Heck yeah, I know how to live it up on the weekend.

Rather than flail around looking for more online instructions and advice on lapped zippers, I went through all of my sewing books and tried each and every method I already owned. I had a LOT of lapped zipper techniques to learn from. Here is the rundown:

Singer Sewing Essentials

This is the Singer Sewing Essentials method, and oh my criminy those women love to baste. Baste the zipper opening closed, baste to the left, baste to the right. I did this one twice and still had the lowest success rate with this method — big gap at the zipper pull and lookit:
I still managed to miss a little bit of the inside of the placket. Time consuming and inconsistent results. My least favorite method.


2. Coats and Clark Package Instructions

Several people suggested using the instructions that come with Coats and Clark zippers and I can see why — nice results! True, my topstitching goes wonky toward the zipper pull but that is operator error (well, they suggested optionally marking your stitch line with tape and I didn’t do that. They don’t specifically say to eyeball it but they don’t say not to either. Maybe we can share the blame. Anyhoo, a very nice zipper though maybe the placket is a little wider than necessary. I definitely approve.
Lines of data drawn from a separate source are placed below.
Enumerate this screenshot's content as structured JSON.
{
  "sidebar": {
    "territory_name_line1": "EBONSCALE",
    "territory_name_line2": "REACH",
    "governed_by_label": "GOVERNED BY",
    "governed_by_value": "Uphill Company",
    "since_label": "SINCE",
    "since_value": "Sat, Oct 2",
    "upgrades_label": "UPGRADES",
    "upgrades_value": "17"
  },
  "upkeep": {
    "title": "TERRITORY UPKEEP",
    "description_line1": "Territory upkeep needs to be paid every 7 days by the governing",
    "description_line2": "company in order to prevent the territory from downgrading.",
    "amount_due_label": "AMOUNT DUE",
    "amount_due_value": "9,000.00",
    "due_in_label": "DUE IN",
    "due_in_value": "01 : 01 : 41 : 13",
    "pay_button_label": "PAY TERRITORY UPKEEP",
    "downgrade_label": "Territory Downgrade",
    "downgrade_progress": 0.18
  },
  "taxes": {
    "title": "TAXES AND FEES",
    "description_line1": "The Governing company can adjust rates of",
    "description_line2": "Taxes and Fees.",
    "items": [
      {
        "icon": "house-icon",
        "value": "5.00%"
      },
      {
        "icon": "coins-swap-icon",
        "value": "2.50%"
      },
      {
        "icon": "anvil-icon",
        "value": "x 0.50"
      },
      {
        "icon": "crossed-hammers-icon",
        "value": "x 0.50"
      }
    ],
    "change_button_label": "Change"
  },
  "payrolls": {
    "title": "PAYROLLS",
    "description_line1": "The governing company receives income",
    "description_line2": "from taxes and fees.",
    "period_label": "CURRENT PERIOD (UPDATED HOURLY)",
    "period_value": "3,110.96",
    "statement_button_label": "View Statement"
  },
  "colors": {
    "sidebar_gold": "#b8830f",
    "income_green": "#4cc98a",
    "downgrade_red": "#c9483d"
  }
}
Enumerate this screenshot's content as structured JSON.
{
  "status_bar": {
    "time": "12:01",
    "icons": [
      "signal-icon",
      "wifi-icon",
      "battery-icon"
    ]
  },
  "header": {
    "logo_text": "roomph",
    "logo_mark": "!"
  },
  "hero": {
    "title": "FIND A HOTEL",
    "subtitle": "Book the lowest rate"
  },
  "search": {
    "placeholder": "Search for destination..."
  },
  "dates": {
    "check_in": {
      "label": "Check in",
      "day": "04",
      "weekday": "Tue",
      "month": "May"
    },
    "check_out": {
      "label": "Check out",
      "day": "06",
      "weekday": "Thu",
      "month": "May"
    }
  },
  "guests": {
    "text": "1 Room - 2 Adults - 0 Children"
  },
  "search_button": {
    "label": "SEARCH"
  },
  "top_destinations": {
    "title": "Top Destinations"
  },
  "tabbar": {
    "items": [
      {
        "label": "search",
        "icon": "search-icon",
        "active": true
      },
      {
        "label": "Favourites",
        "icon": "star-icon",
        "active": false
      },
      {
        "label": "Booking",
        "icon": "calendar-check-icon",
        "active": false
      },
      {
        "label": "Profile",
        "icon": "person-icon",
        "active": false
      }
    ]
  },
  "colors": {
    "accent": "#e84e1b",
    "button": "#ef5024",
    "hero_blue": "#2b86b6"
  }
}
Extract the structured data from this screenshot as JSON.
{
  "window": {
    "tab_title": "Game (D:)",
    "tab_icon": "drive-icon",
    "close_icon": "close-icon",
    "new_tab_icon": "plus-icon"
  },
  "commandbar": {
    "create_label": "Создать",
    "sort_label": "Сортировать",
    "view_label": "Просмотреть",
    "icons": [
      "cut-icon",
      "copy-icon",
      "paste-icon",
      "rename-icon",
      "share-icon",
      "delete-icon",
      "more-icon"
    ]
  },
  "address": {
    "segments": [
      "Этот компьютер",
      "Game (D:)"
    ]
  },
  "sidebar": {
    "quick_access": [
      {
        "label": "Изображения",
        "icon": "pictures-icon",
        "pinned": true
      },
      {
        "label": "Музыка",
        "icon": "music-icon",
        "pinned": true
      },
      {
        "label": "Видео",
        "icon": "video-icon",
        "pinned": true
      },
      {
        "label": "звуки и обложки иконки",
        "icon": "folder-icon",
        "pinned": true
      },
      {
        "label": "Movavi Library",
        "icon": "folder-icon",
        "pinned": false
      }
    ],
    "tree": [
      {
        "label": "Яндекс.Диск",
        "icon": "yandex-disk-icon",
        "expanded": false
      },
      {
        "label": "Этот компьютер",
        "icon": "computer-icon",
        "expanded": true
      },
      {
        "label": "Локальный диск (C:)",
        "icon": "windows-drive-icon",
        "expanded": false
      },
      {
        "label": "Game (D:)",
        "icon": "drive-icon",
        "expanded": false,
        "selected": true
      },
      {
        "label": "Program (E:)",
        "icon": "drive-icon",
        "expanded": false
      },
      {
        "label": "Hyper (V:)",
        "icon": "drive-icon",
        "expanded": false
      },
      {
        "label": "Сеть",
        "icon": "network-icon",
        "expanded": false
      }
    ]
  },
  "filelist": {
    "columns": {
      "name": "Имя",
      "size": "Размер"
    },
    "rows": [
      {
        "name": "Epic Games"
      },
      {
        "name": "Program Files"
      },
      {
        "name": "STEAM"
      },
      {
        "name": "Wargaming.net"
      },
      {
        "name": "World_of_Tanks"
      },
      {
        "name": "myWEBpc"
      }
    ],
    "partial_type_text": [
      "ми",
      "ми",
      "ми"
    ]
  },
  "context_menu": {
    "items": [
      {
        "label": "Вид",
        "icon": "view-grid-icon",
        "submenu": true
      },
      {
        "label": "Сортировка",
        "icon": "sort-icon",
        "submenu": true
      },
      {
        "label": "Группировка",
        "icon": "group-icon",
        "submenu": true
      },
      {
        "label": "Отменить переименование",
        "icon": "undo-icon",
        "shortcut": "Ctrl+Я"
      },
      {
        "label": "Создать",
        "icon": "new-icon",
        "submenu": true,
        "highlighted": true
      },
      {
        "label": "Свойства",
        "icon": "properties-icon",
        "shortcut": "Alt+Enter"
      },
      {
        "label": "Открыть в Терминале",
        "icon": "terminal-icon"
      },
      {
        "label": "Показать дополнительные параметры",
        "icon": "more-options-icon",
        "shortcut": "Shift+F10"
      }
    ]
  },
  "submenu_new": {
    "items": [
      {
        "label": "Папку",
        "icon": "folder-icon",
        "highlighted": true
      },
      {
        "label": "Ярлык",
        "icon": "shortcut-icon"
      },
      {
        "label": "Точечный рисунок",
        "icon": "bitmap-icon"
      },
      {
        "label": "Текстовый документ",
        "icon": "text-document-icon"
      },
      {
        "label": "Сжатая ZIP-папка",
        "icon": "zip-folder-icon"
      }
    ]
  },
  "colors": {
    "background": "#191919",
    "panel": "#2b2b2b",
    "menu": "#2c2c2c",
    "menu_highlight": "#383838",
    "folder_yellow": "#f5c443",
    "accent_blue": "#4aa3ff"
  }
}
3. Guide to Fashion Sewing

Now check this out! My favorite by far was in a book I almost didn’t bother looking in, Guide to Fashion Sewing by Connie Amaden-Crawford (Note, I used an older edition). This method is quick with excellent results. You don’t even baste the zipper opening, you just press it, then fudge the left seam allowance about a quarter inch so it will be sure to tuck under the placket. Then you stitch the closed zipper to the left, pin the right side over it, and topstitch a half inch from the seam fold. DONE. Suck it, tricky lap zippers, I conquered you!!!

4. Pat Moyes’s Instructions Sheet

I think the most elegant version was the one I made using the instructions I got from Pat Moyes at Apparel Arts in San Francisco. It uses a lot of measuring and marking but not a ton of basting. In this method you use chalk or a tailor’s pencil and mark your stitching — that ‘L’ shaped stitch line for the placket is marked but also the stitching lines inside. That way there is no chance of missing the inside of the placket. No matter what method I end up using in future I will add this approach to it. Note I still had the jog at the zipper pull. This is a slimmer placket, which I appreciate.

And this entry wins the Miss Congeniality Prize:


5. Keep it Sew Simple by Laurie Pat McWilliams and Constance N. Torres

You sew the placket first! Without the zipper!! See:

You baste the zipper opening, and press the seam allowances open, per usual. Then, and here’s the crazy part, you topstitch the right side 3/8″ inch from the zipper opening fold. Then you open the basting stitches and tape the left side of the zipper to the wrong side of the fabric and stitch it with a zipper foot. I had a problem with this because I wound up stitching through the tape, since I couldn’t see itBut that can be avoided next time.

Next, on the right side, you put the other side of the garment over the zipper, covering your stitches, and tape the fabrics together. Then sew the seam allowance to the zipper as close as possible to the topstitch on the wrong side.This method took only a couple of minutes and it looks really good. The underside is totally covered by the placket (not true of the very time-consuming Singer approach) and since the placket is sewn shut first, it solves the problem that led me to Lapped Zipper Intensive in the first place. I am really impressed.

This exercise has convinced me of several things, namely:

  • Don’t Baste Your Time. None of the baste-heavy methods produced results superior to the non-basted ones. Basting can be replaced by careful measuring and/or careful marking, neither of which require extra time at the machine or pulling out basting! Also, sometimes I messed up even with the basting but I never messed up when I measured/marked.
  • Wider is better. Seam allowances of 3/4″ to 1″ are necessary for good results in lapped zippers (for me anyway)
  • Pressing is sewing. Even the zipper opening can be left unbasted if you use good pressing. Pressing took the place of basting in the most efficient techniqes.
  • Mark your stitch lines and peek. Careful marking of stitch lines in lap zippers takes out all the guesswork. Also, don’t forget you can flip it over, peek inside, and otherwise guarantee that you will be catching everything the way you need to before you put your project under the needle.
  • Tend toward being ‘open’-minded. I would say these techniques were split 50-50 between those that had you sew with the zipper closed and the teeth directly on the zipper opening, and those that had the zipper open and lined the teeth up slightly beside the opening. My favorites tended to use the open zipper (the exception was the placket-first technique).
  • Pulls go down. I could be wrong, but it seems to me that every method that had me leave the zipper pull up ‘to reduce bulk’ wound up gapping at the pull when I finished. The methods that had me leave the pull down managed to cover the pull.

But my most pleasing discovery was that with enough practice I could learn to sew a lapped zipper overnight!